- Orontes I Sakavakyats (570-560 BC)
- Tigranes Orontid (560-535 BC)
- Vahagn (530-515 BC)
- Hidarnes I (late 6th century BC)
- Hidarnes II (early 5th century BC)
- Hidarnes III (middle of 5th century BC)
- Ardashir (2nd half of 5th century BC)
- Orontes II (336-331 BC)
- Mithranes (331-323 BC)
- Perdiccas (non-dynastic) (323 BC)
- Neoptolemus (non-dynastic) (323-321 BC)
- Eumenes (non-dynastic) (321 BC)
- Mihran (321-317 BC)
- Orontes III (317-260 BC)
- Sames of Sophene (Armenia and Sophene circa 260 BC, unknown previous tenure as Satrap of Sophene)
- Arsames I (260 BC-228 BC) (Armenia, Sophene, and Commagene)
- Charaspes (doubtful)
- Arsames II (Sophene ca. 230 BC, possibly same person as Arsames I)
- Xerxes (228-212 BC) (Sophene and Commagene)
- Abdissares (212-200 BC) (Sophene and Commagene)
- Orontes IV (228–200 BC) (Armenia)
- Ptolemaeus (201 BC-163 BC) (Commagene)
- Seleucid rule (200-189 BC)
- Artaxiad rule (189-163 BC)
- Ptolemaeus 163 BC-130 BC
- Sames II Theosebes Dikaios 130 BC-109 BC
- Mithridates I Callinicus 109 BC-70 BC
- Antiochus I Theos 70 BC-38 BC
- Mithridates II 38 BC-20 BC
- Mithridates III 20 BC-12 BC
- Antiochus III 12 BC-17
- Ruled by Rome 17-38
- Antiochus IV 38-72 and wife, Iotapa
- Toumanoff, Cyril (1963). Studies in Christian Caucasian history. Washington D.C.: Georgetown University Press. pp. 278ff.
- (Armenian) Tiratsyan, Gevorg. «Երվանդունիներ» (Yerevanduniner). Armenian Soviet Encyclopedia. vol. iii. Yerevan: Armenian Academy of Sciences, 1977, p. 640.
- Krause, Todd B. and John A.C. Greppin, and Jonathan Slocum. "The Yervanduni Dynasty." The A. Richard Diebold Center for Indo-European Language and Culture at the University of Texas. Jan. 22, 2009.
- Garsoïan, Nina (1997). "The Emergence of Armenia" in The Armenian People from Ancient to Modern Times, Volume I, The Dynastic Periods: From Antiquity to the Fourteenth Century. Richard G. Hovannisian (ed.) New York: St. Martin's Press, pp. 46-47. ISBN 0-312-10169-4.
- Cyril Toumanoff. "A Note on the Orontids." Le Museon. 72 (1959), pp. 1–36 and 73 (1960), pp. 73–106.

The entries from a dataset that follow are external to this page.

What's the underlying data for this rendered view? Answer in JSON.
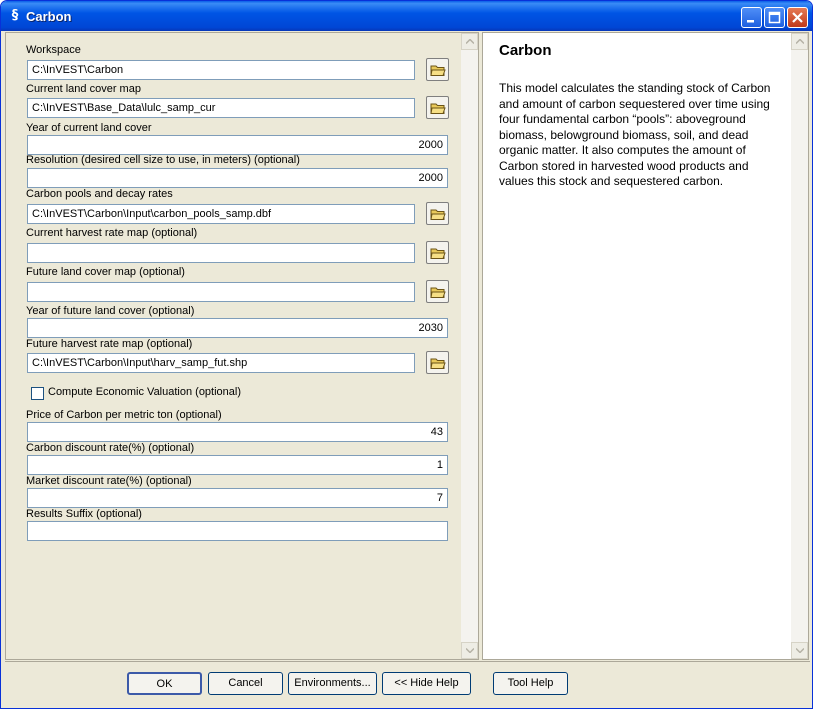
{
  "window": {
    "title": "Carbon",
    "icon": "gear-script-icon"
  },
  "form": {
    "workspace": {
      "label": "Workspace",
      "value": "C:\\InVEST\\Carbon"
    },
    "current_lulc": {
      "label": "Current land cover map",
      "value": "C:\\InVEST\\Base_Data\\lulc_samp_cur"
    },
    "year_current": {
      "label": "Year of current land cover",
      "value": "2000"
    },
    "resolution": {
      "label": "Resolution (desired cell size to use, in meters) (optional)",
      "value": "2000"
    },
    "carbon_pools": {
      "label": "Carbon pools and decay rates",
      "value": "C:\\InVEST\\Carbon\\Input\\carbon_pools_samp.dbf"
    },
    "current_harvest": {
      "label": "Current harvest rate map (optional)",
      "value": ""
    },
    "future_lulc": {
      "label": "Future land cover map (optional)",
      "value": ""
    },
    "year_future": {
      "label": "Year of future land cover (optional)",
      "value": "2030"
    },
    "future_harvest": {
      "label": "Future harvest rate map (optional)",
      "value": "C:\\InVEST\\Carbon\\Input\\harv_samp_fut.shp"
    },
    "compute_valuation": {
      "label": "Compute Economic Valuation (optional)",
      "checked": false
    },
    "carbon_price": {
      "label": "Price of Carbon per metric ton (optional)",
      "value": "43"
    },
    "carbon_discount": {
      "label": "Carbon discount rate(%) (optional)",
      "value": "1"
    },
    "market_discount": {
      "label": "Market discount rate(%) (optional)",
      "value": "7"
    },
    "results_suffix": {
      "label": "Results Suffix (optional)",
      "value": ""
    }
  },
  "help": {
    "title": "Carbon",
    "body": "This model calculates the standing stock of Carbon and amount of carbon sequestered over time using four fundamental carbon “pools”: aboveground biomass, belowground biomass, soil, and dead organic matter. It also computes the amount of Carbon stored in harvested wood products and values this stock and sequestered carbon."
  },
  "buttons": {
    "ok": "OK",
    "cancel": "Cancel",
    "environments": "Environments...",
    "hide_help": "<< Hide Help",
    "tool_help": "Tool Help"
  },
  "colors": {
    "titlebar": "#0055e5",
    "close_button": "#c0391a",
    "dialog_bg": "#ece9d8"
  }
}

- (Armenian) Hakop Manandyan. Քննական Տեսություն Հայ Ժողովրդի Պատմության (A Critical Study of the History of the Armenian People). vol. i. Yerevan: Haypethrat, 1944.